* **DIRECTIONS**:
Search the records for the string "JSON", then copy each line that has it.

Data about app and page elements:
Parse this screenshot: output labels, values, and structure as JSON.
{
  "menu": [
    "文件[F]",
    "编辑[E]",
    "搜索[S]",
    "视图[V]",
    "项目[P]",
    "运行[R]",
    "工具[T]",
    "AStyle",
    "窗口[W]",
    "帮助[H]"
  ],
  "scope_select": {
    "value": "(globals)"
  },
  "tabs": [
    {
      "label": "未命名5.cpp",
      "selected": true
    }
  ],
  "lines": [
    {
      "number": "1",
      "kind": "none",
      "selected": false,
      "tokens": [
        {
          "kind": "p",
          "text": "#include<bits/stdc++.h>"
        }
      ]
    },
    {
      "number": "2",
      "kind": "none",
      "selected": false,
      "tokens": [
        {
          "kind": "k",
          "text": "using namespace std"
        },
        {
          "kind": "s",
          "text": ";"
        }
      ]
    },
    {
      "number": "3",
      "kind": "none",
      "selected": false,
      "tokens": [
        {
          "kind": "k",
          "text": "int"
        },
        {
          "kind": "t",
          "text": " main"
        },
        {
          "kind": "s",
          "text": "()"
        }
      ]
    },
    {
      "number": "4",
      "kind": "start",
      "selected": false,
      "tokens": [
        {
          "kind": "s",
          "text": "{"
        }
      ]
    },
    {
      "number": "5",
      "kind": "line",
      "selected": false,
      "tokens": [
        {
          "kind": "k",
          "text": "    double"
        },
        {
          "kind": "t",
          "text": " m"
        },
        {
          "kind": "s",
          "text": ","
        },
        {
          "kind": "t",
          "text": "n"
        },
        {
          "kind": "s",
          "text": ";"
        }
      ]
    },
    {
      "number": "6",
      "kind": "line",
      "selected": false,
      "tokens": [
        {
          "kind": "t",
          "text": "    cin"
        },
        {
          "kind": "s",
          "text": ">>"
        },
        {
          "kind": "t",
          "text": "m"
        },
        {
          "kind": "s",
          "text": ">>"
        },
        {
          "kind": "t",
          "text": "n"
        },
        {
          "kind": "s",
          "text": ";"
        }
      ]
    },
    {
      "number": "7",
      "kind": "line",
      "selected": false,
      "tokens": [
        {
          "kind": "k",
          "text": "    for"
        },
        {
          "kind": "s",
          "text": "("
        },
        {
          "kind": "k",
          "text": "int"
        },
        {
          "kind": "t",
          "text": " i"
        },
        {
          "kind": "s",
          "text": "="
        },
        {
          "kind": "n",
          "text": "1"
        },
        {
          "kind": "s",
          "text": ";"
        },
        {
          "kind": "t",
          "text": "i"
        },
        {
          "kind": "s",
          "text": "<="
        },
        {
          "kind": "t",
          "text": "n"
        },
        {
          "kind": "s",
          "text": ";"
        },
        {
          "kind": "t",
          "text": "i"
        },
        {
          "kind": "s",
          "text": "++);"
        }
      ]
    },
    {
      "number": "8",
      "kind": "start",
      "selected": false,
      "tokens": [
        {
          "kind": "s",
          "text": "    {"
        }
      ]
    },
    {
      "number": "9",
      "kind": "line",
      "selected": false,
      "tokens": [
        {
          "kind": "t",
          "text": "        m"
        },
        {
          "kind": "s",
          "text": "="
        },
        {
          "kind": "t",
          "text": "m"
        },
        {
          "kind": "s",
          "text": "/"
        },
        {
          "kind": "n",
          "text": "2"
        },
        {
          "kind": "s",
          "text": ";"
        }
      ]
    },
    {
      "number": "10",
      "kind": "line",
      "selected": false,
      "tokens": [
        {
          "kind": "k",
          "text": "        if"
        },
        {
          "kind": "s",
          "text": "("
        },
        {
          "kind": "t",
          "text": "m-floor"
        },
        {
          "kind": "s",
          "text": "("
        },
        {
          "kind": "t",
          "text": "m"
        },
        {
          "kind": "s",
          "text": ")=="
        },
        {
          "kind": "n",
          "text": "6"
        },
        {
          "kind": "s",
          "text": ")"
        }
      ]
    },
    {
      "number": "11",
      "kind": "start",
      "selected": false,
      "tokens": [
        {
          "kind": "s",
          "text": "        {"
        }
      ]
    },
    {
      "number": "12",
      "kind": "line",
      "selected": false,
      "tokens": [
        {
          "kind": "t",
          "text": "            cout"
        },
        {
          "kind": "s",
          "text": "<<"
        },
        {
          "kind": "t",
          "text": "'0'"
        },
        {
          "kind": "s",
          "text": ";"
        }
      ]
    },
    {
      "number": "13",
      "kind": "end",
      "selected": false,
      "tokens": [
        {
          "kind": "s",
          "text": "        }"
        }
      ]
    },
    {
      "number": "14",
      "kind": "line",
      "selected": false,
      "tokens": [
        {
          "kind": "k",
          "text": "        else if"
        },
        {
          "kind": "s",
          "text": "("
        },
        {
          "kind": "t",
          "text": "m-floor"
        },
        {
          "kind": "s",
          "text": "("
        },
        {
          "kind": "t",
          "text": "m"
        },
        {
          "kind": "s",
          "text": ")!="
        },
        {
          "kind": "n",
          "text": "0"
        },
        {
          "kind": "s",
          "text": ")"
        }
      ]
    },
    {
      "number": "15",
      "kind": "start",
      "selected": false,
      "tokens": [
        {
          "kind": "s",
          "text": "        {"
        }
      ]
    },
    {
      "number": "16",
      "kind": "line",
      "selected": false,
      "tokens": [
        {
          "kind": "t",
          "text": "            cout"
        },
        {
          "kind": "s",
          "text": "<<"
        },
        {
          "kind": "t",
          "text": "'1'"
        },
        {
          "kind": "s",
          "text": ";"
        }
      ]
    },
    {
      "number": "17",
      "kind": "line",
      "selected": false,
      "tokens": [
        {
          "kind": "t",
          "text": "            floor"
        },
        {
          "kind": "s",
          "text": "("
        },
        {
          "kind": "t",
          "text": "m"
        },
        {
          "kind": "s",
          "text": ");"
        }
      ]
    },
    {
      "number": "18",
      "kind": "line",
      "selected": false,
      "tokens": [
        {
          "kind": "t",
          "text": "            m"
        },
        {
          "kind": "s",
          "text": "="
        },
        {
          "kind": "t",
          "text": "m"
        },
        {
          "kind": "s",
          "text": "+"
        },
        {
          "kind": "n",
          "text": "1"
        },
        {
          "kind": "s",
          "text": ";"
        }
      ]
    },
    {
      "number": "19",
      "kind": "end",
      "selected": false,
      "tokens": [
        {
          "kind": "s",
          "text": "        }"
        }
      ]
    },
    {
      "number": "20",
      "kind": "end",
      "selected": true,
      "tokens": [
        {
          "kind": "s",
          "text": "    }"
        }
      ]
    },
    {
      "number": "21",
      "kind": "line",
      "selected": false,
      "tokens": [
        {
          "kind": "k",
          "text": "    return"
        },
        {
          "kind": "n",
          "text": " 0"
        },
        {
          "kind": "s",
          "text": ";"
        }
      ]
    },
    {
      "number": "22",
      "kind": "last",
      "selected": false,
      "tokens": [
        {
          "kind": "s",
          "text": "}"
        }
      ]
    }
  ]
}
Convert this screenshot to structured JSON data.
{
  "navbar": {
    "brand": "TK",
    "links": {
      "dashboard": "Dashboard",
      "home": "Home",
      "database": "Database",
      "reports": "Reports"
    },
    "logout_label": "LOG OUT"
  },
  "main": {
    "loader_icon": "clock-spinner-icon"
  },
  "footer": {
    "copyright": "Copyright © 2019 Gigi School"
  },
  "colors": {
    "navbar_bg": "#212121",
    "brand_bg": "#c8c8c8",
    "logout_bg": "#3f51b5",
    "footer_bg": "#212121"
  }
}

* **ANSWER**:
Parse this screenshot: output labels, values, and structure as JSON.
Convert this screenshot to structured JSON data.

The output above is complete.